The therapeutic value of birding isn’t just anecdotal. New research from King’s College London found that seeing or hearing birds is associated with an improvement in mental wellbeing that can last up to eight hours, including for people diagnosed with depression. Johanna Gibbons, co-author of the study, said that the dawn chorus is “A multi-sensory experience that seems to enrich everyday life, whatever our mood or whereabouts.” She continues, “This exciting research underpins just how much the sight and sound of birdsong lifts the spirits. It captures intriguing evidence that a biodiverse environment is restorative in terms of mental wellbeing. That the sensual stimulation of birdsong, part of those daily ‘doses’ of nature, is precious and time-lasting.”
The value of birding isn’t limited to mental health. Ontario writer Robert C. Bell contracted a debilitating case of Lyme disease in 2013 when he was in his late 50s. He had to take early retirement from a job he loved in the mining industry and thought his life was pretty much over. But he got so engrossed in birds at his feeders that he started going outdoors to see more birds, got more serious about birding, and took up bird photography. He says, simply, “Birding saved me… It’s given me a real spark and purpose in life.” Bell just wrote a book about his experience, Out of the Lyme Light and into the Sunlight: Birding as Therapy for the Chronically Ill, which will be out this month by Hancock House—I have it on pre-order from the publisher.
None of us can turn back the clock except in a Standard Time vs. Daylight Savings Time sense, and even the U.S. Senate knows how stupid that is. As with every living thing, each of us is given a finite set of years, months, and days, and no beauty or fashion products or injections of botulism toxin can change it. Why squander valuable moments of my finite life fretting about my reflection in a mirror when I can reflect on and enjoy real beauty?

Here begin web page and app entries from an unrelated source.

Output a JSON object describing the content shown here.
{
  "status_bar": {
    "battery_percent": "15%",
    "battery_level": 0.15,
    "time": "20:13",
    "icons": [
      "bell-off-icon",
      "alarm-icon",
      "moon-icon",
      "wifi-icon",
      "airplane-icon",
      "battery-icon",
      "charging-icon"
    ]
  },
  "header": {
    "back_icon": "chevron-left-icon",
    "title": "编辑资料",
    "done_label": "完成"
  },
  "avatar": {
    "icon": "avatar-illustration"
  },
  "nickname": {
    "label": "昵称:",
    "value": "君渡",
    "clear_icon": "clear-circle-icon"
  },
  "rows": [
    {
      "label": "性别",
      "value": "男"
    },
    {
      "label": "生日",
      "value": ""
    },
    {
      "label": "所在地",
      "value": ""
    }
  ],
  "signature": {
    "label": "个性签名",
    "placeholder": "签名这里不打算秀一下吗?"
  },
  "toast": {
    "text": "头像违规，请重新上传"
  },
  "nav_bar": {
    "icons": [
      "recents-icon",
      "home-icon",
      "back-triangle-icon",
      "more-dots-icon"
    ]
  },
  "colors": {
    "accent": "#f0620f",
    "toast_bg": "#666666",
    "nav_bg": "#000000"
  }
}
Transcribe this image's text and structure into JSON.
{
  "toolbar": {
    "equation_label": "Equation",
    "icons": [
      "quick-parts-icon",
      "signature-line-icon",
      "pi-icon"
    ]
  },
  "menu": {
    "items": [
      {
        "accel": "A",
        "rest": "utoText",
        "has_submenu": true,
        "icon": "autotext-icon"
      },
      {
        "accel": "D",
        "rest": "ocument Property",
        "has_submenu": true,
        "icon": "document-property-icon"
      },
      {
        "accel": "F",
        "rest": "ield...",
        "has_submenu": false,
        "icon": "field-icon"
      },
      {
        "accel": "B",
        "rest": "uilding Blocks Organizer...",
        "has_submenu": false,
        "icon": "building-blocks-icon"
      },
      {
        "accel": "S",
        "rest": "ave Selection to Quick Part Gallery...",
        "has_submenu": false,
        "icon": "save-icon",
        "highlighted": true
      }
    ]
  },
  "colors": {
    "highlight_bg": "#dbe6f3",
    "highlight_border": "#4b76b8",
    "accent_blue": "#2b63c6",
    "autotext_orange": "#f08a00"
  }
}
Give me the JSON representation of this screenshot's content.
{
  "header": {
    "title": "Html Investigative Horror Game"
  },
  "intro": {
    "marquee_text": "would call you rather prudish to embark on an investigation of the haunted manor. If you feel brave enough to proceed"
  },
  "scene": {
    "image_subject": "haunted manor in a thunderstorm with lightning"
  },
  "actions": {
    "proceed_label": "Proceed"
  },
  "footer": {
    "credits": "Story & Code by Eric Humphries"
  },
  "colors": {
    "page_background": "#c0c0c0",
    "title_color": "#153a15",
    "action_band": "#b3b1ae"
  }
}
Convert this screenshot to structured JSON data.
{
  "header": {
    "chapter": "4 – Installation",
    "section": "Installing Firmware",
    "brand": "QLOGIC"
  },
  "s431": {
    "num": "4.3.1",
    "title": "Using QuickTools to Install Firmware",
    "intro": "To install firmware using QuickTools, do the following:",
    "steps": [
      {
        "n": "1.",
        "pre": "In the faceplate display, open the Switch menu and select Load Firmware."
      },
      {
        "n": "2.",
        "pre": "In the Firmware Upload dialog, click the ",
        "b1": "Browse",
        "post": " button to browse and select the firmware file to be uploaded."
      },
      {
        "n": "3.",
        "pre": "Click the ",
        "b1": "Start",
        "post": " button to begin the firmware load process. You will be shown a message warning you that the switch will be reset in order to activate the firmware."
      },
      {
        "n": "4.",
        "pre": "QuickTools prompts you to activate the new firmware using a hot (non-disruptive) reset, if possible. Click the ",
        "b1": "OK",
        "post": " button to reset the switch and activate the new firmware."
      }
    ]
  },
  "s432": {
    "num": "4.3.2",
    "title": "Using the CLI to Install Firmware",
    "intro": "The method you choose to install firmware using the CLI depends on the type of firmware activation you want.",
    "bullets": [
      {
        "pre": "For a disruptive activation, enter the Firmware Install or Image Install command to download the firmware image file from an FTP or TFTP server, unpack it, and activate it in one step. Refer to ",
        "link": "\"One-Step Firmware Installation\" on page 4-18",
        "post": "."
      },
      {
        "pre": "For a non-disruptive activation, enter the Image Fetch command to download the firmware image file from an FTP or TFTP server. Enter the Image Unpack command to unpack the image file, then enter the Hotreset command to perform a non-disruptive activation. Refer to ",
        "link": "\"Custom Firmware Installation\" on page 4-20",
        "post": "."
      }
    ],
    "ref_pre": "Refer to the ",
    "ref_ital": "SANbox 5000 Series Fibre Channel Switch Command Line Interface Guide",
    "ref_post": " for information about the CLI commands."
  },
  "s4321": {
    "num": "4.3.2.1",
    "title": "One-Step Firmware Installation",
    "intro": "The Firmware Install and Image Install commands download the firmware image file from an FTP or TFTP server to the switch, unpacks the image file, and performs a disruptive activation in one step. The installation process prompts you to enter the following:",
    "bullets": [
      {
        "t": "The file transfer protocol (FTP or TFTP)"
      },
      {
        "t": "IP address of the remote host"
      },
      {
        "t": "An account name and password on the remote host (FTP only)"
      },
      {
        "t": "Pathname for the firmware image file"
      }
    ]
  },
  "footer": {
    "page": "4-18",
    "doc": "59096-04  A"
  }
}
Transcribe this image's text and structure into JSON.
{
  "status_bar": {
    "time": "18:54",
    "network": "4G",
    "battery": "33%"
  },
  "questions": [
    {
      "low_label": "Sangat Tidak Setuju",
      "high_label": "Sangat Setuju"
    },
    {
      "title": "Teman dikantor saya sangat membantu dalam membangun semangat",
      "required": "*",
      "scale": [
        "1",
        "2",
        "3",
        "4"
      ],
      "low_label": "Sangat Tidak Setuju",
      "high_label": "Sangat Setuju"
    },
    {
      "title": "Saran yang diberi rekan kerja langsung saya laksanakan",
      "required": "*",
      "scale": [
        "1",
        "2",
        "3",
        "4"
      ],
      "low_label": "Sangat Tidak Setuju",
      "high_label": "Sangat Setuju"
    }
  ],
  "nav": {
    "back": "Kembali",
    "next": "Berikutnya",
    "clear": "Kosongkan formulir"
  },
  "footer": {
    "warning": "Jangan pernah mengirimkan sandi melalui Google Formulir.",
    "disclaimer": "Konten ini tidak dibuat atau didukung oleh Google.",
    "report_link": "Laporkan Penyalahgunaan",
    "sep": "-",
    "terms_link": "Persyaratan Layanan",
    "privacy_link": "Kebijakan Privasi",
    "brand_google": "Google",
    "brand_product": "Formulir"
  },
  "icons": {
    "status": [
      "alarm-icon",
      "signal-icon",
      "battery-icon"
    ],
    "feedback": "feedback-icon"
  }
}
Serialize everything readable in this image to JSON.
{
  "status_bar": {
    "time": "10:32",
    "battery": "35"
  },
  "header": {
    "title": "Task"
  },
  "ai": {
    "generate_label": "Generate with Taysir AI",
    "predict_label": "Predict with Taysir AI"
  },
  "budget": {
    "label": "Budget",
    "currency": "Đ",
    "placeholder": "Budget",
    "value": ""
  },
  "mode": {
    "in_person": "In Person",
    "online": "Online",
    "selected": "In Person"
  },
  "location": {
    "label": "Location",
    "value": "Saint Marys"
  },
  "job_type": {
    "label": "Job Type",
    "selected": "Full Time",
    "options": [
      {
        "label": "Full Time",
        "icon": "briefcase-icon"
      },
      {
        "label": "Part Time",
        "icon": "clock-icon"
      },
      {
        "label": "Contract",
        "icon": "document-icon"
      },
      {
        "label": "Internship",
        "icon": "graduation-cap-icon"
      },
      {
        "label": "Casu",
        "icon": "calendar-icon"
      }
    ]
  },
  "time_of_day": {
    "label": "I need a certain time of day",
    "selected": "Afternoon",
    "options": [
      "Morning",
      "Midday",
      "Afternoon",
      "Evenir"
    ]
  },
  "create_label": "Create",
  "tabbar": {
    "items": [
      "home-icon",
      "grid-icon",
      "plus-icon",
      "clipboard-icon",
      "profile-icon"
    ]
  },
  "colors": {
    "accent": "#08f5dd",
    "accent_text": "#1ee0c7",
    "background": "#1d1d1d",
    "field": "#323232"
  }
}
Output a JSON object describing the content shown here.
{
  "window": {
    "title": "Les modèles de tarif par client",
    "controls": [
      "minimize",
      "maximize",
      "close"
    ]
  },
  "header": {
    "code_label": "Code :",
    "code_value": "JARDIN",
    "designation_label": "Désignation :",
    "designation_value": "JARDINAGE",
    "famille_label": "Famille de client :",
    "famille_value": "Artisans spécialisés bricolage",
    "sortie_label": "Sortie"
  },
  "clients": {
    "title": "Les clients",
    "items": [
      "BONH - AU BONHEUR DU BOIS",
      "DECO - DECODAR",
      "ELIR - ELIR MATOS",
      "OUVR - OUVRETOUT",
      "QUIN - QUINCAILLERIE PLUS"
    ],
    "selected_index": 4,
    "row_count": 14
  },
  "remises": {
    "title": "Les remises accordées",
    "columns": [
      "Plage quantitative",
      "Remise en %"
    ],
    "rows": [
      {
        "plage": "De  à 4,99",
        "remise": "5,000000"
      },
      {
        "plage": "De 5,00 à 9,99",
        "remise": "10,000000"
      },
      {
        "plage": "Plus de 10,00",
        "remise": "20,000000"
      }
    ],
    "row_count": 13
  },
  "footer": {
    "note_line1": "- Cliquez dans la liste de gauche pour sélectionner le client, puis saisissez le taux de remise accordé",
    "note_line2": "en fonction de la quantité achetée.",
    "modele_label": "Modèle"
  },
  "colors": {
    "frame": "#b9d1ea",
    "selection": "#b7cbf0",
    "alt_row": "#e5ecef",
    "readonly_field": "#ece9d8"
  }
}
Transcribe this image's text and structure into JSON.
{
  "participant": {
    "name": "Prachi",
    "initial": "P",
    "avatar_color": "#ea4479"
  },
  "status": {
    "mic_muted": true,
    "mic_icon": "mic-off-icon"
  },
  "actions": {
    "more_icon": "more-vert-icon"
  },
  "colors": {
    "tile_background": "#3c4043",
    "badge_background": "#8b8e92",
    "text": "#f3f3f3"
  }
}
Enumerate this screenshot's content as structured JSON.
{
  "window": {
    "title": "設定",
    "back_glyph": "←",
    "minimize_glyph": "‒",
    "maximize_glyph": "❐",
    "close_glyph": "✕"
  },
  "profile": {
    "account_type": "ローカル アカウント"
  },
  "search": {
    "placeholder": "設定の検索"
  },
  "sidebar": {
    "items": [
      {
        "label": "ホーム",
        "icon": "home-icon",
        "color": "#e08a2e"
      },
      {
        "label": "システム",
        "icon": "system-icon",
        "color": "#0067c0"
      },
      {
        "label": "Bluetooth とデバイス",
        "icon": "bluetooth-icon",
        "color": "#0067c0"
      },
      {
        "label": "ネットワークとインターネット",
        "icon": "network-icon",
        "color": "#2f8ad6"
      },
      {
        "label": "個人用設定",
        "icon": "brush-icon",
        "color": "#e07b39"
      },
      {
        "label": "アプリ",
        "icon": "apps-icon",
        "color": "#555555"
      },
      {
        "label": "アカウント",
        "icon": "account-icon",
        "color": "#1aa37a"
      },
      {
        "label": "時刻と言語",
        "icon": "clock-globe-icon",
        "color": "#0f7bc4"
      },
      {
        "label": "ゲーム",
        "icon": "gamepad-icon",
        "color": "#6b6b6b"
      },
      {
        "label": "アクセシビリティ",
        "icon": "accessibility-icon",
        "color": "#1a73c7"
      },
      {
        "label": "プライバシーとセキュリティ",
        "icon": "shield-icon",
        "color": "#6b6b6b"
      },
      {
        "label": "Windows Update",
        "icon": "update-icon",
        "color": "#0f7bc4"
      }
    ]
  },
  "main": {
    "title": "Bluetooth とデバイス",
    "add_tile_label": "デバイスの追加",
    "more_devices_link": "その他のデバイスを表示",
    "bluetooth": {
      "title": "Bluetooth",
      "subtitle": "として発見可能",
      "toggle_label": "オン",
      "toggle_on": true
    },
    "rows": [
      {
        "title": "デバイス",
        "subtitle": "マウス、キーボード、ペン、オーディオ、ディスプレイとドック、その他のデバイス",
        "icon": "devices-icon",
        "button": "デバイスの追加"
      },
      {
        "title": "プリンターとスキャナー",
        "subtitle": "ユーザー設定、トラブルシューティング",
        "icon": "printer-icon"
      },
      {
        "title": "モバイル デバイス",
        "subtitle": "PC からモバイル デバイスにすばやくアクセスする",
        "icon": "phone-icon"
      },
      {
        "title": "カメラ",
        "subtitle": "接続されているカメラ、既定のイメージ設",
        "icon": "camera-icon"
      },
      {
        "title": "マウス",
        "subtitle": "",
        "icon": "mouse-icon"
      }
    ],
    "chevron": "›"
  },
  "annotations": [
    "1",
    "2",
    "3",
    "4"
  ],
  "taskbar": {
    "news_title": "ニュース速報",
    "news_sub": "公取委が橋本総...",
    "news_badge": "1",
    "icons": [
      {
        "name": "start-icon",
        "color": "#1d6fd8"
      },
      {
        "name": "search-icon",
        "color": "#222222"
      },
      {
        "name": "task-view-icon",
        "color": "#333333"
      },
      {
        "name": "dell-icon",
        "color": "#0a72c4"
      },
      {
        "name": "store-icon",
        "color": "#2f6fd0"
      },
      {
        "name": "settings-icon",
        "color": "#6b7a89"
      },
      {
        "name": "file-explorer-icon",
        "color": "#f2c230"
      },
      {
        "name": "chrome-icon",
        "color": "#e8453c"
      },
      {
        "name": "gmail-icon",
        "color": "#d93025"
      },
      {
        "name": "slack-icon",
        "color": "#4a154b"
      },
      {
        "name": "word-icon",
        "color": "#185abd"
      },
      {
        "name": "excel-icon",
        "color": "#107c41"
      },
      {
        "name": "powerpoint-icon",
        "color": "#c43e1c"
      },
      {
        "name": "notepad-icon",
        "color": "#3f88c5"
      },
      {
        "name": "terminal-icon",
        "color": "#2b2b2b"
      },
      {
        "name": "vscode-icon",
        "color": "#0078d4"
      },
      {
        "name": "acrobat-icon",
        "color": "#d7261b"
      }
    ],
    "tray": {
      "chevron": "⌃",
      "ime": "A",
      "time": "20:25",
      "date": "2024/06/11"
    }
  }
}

Life doesn't have many guarantees, but birds, from everyday chickadees and jays to much harder-to-see species, are guaranteed to bring beauty and fascination to our lives if only we open our hearts to let them in.